• _Dataset rows for apps and sites_:

-------

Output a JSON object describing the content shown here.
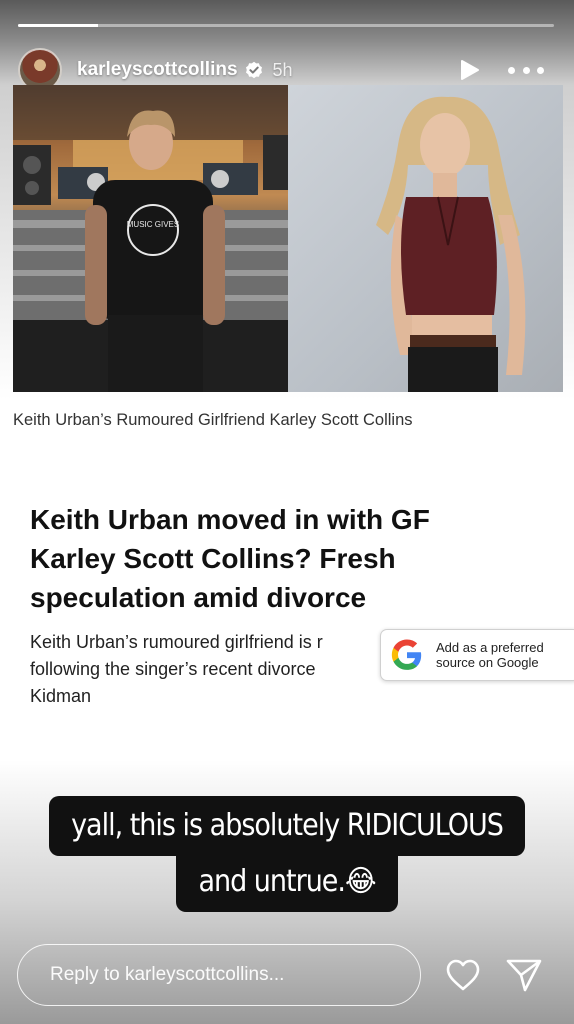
{
  "story": {
    "progress_fraction": 0.15,
    "username": "karleyscottcollins",
    "time_ago": "5h",
    "verified": true
  },
  "article": {
    "photo_left_icon": "man-at-mixing-console-photo",
    "photo_right_icon": "woman-in-leather-vest-photo",
    "shirt_text": "MUSIC GIVES",
    "caption": "Keith Urban’s Rumoured Girlfriend Karley Scott Collins",
    "headline_lines": [
      "Keith Urban moved in with GF",
      "Karley Scott Collins? Fresh",
      "speculation amid divorce"
    ],
    "body_lines": [
      "Keith Urban’s rumoured girlfriend is r",
      "following the singer’s recent divorce",
      "Kidman"
    ],
    "google_chip": {
      "line1": "Add as a preferred",
      "line2": "source on Google"
    }
  },
  "overlay": {
    "line1": "yall, this is absolutely RIDICULOUS",
    "line2": "and untrue.😂"
  },
  "reply": {
    "placeholder": "Reply to karleyscottcollins..."
  },
  "colors": {
    "google_blue": "#4285F4",
    "google_red": "#EA4335",
    "google_yellow": "#FBBC05",
    "google_green": "#34A853",
    "verified_blue": "#ffffff"
  }
}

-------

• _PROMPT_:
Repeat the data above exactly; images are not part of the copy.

• _SOLUTION_:
Output a JSON object describing the content shown here.
{
  "story": {
    "progress_fraction": 0.15,
    "username": "karleyscottcollins",
    "time_ago": "5h",
    "verified": true
  },
  "article": {
    "photo_left_icon": "man-at-mixing-console-photo",
    "photo_right_icon": "woman-in-leather-vest-photo",
    "shirt_text": "MUSIC GIVES",
    "caption": "Keith Urban’s Rumoured Girlfriend Karley Scott Collins",
    "headline_lines": [
      "Keith Urban moved in with GF",
      "Karley Scott Collins? Fresh",
      "speculation amid divorce"
    ],
    "body_lines": [
      "Keith Urban’s rumoured girlfriend is r",
      "following the singer’s recent divorce",
      "Kidman"
    ],
    "google_chip": {
      "line1": "Add as a preferred",
      "line2": "source on Google"
    }
  },
  "overlay": {
    "line1": "yall, this is absolutely RIDICULOUS",
    "line2": "and untrue.😂"
  },
  "reply": {
    "placeholder": "Reply to karleyscottcollins..."
  },
  "colors": {
    "google_blue": "#4285F4",
    "google_red": "#EA4335",
    "google_yellow": "#FBBC05",
    "google_green": "#34A853",
    "verified_blue": "#ffffff"
  }
}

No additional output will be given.